*** Supplied records Section Begins ***

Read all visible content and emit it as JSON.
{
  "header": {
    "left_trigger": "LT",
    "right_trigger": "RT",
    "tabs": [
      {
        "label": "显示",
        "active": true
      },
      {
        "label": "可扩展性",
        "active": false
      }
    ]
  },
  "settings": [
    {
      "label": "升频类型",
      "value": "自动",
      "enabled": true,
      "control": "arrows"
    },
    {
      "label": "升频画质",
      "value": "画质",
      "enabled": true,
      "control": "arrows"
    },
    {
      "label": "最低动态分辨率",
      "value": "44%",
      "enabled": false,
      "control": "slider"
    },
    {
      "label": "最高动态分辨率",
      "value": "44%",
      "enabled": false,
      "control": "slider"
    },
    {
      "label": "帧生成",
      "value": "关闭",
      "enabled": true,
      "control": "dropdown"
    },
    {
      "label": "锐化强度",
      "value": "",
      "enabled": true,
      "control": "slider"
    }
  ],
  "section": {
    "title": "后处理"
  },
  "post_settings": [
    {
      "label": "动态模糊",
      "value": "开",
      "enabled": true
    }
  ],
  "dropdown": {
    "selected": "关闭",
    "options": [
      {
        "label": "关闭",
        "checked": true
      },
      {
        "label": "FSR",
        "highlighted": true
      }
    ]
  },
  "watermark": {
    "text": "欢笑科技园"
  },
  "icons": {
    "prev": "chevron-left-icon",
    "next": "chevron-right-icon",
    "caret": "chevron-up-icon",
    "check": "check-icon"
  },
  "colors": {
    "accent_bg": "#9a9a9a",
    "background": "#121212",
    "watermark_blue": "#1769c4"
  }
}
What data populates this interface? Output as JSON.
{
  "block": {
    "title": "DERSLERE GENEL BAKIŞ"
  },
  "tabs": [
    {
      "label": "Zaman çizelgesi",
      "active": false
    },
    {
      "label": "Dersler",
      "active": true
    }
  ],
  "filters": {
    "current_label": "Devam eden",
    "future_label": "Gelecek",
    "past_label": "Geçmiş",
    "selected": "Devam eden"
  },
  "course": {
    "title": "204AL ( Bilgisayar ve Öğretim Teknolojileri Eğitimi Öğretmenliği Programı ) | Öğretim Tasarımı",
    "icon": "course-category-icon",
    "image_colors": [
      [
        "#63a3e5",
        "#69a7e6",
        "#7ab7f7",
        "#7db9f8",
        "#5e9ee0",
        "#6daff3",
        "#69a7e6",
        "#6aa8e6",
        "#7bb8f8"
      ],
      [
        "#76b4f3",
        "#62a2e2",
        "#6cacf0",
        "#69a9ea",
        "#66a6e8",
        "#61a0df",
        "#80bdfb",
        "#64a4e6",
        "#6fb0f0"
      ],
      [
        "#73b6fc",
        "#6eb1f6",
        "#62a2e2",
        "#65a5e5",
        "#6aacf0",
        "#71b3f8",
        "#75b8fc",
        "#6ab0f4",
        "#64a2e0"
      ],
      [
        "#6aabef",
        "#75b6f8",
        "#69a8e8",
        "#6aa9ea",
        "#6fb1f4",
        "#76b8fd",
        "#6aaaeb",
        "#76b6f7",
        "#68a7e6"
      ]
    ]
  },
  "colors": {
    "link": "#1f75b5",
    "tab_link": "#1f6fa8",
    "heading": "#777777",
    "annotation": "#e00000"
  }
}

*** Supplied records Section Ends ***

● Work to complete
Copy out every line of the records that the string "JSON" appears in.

● Answer to the problem
Read all visible content and emit it as JSON.
What data populates this interface? Output as JSON.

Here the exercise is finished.